* [EXERCISE GOAL]: Filter this material down to the lines that contain the string "Certificado", and return those lines.

* [MATERIALS PROVIDED]:
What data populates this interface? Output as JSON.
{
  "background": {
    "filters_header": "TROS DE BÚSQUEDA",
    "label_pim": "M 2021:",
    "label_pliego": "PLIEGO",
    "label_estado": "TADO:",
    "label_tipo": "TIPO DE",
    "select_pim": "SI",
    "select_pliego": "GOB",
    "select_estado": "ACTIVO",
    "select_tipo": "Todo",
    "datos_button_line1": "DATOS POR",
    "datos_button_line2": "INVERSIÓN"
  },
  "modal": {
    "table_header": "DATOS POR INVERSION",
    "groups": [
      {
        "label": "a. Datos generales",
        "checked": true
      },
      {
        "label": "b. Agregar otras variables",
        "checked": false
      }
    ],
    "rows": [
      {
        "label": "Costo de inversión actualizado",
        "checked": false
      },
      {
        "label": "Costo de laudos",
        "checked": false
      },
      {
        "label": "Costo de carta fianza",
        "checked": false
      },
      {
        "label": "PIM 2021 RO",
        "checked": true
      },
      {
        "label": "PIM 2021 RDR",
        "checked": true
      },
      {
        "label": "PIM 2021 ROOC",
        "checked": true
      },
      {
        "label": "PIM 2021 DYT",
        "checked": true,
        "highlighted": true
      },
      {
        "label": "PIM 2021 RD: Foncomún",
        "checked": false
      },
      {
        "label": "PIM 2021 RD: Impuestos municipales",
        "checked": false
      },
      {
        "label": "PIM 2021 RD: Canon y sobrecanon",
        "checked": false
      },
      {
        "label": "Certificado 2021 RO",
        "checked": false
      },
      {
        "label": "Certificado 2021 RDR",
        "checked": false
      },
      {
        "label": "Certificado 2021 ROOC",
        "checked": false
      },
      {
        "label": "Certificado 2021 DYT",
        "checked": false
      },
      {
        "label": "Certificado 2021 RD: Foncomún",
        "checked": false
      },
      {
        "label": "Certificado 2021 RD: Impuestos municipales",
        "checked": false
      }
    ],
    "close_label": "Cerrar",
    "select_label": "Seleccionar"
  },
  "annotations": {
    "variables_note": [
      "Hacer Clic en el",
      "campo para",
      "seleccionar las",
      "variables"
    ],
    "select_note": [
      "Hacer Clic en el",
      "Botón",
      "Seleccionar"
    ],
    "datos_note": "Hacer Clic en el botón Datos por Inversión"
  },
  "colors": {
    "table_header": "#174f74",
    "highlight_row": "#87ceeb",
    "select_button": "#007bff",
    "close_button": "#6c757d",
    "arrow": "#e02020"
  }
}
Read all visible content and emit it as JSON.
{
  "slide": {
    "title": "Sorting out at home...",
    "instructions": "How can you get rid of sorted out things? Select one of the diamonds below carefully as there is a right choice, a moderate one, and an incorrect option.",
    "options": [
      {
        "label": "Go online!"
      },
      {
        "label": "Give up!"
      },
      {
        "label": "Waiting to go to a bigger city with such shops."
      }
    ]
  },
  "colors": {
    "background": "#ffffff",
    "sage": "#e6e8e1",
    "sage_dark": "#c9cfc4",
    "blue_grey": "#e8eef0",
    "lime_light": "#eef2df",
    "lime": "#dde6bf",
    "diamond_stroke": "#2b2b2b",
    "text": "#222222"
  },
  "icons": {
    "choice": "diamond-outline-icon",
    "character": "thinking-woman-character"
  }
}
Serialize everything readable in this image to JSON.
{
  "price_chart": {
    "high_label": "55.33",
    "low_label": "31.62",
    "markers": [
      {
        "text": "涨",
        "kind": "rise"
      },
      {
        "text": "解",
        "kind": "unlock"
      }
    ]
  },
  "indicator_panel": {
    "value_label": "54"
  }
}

* [REPLY]:
        "label": "Certificado 2021 RO",
        "label": "Certificado 2021 RDR",
        "label": "Certificado 2021 ROOC",
        "label": "Certificado 2021 DYT",
        "label": "Certificado 2021 RD: Foncomún",
        "label": "Certificado 2021 RD: Impuestos municipales",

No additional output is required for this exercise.